“The only other track I can think of where (qualifying well) is maybe more important is Martinsville in the fall,” said Keselowksi, who will be joined by overall points leader Kyle Busch on the front row. “We’re happy with that effort. It certainly bodes well for our shot to get those stage wins, and of course, the overall race win come Sunday.

“You’re happy for it. You take a breath. You celebrate it and you get your head back down and go to work,” Keselowski added.

After a blistering lap of 27.942 seconds, Busch held the top spot for less than a minute before Keselowski hit the track and produced the fastest lap of the afternoon at 27.927 seconds.

Keselowski last won the pole at NHMS in 2014’s fall race when he finished seventh. He also started first in the 2013 fall race (finished fourth) as well as 2010’s fall race (finished 18th), but hasn’t taken the checkered flag at the Magic Mile since 2014’s summer race when he started seventh before making a run to the front.

Due to constant changes at the track — application of PJ1 (a substance used for traction), regulations on car bodies, riding heights — Keselowski said there is no single strategy to employ when drivers make their way to New Hampshire.

“Every time they make those changes, it affects the way the car drives and how you maximize the lap time on it,” Keselowski said. “It’s part of the challenge of being in the Cup Series. … I don’t think there’s one trick that’s served us through the years.”

Kurt Busch and Erik Jones will line up on the second row, while Ryan Blaney and Martin Truex Jr. are one row back. Two New England drivers making their Cup series debuts — Andy Seuss and Austin Theriault — are both slated to start on row 18.

Alex Bowman will be in a backup car on Sunday.

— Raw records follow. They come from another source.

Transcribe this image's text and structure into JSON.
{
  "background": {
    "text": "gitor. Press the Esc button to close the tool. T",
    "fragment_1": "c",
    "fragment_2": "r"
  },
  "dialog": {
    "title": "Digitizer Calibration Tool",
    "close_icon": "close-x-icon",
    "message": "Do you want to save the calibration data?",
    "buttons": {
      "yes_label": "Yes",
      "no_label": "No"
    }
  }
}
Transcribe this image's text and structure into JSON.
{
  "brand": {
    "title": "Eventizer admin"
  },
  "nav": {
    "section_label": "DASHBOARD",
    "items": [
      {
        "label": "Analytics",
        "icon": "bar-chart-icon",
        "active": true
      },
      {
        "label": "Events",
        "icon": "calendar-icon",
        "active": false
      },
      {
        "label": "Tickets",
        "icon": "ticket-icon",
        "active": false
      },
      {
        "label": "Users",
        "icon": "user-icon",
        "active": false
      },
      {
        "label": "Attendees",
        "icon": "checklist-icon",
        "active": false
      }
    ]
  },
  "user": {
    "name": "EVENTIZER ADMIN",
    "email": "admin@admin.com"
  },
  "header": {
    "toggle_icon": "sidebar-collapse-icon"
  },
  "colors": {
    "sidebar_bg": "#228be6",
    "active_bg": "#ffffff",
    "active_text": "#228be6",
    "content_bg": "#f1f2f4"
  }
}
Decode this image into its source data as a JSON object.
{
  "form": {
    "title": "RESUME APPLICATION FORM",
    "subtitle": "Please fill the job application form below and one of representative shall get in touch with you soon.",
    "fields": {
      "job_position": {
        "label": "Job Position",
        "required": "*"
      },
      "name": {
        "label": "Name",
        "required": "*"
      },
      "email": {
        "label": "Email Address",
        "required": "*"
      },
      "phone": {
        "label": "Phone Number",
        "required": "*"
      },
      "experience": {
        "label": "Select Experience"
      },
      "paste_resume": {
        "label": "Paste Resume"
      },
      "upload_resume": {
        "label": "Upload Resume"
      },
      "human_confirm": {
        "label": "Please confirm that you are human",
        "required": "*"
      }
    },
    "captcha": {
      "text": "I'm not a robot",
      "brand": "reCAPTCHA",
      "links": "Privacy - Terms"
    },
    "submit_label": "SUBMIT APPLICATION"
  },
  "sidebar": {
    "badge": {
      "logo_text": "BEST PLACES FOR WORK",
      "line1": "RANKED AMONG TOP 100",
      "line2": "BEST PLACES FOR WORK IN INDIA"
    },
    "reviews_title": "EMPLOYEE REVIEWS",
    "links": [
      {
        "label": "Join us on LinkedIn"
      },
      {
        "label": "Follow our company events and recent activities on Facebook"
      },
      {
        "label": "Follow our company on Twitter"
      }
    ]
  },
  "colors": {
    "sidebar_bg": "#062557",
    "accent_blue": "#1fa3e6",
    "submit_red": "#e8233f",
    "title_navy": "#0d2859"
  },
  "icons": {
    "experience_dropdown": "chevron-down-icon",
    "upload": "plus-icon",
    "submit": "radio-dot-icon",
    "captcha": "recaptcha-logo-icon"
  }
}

The drive shaft in Bowman’s No. 88 Hendrick Motorsports Chevy exploded as he drove full-throttle down the frontstretch during his qualifying lap, leaving a trail of smoke behind and oil on the track.

“It’s a bummer, but stuff happens, parts fail,” he said.

Bowman will start in last place and have the last pit stall.

Backup Cars Roll Out: Bowman wasn’t the only driver to unload his backup car on Friday.

Denny Hamlin and Ryan Newman will join him in the back of the field to start Sunday’s Foxwoods 301. Both drivers went to their backup cars after wrecking in separate incidents in the closing minutes of the first practice session Friday morning.

Hamlin lost control between turns 3 and 4 with just four minutes left in the 50-minute session, sending the No. 11 Joe Gibbs Racing Camry backward into the outside wall. Newman, a few minutes later, hit the outside wall entering Turn 3. Both teams unloaded their backup cars and ran qualifying laps.

Hamlin won here in a backup car in July 2017. He crashed during Friday practice leading up to that race, as well. But that was then, and it doesn’t make Hamlin feel any better about the situation this weekend.

“It’s not as good as the primary — it’s a backup for a reason, and it’s been in the trailer for a long time,” he said after qualifying. “The backup car back (in 2017) was a little bit more updated than what this one is.”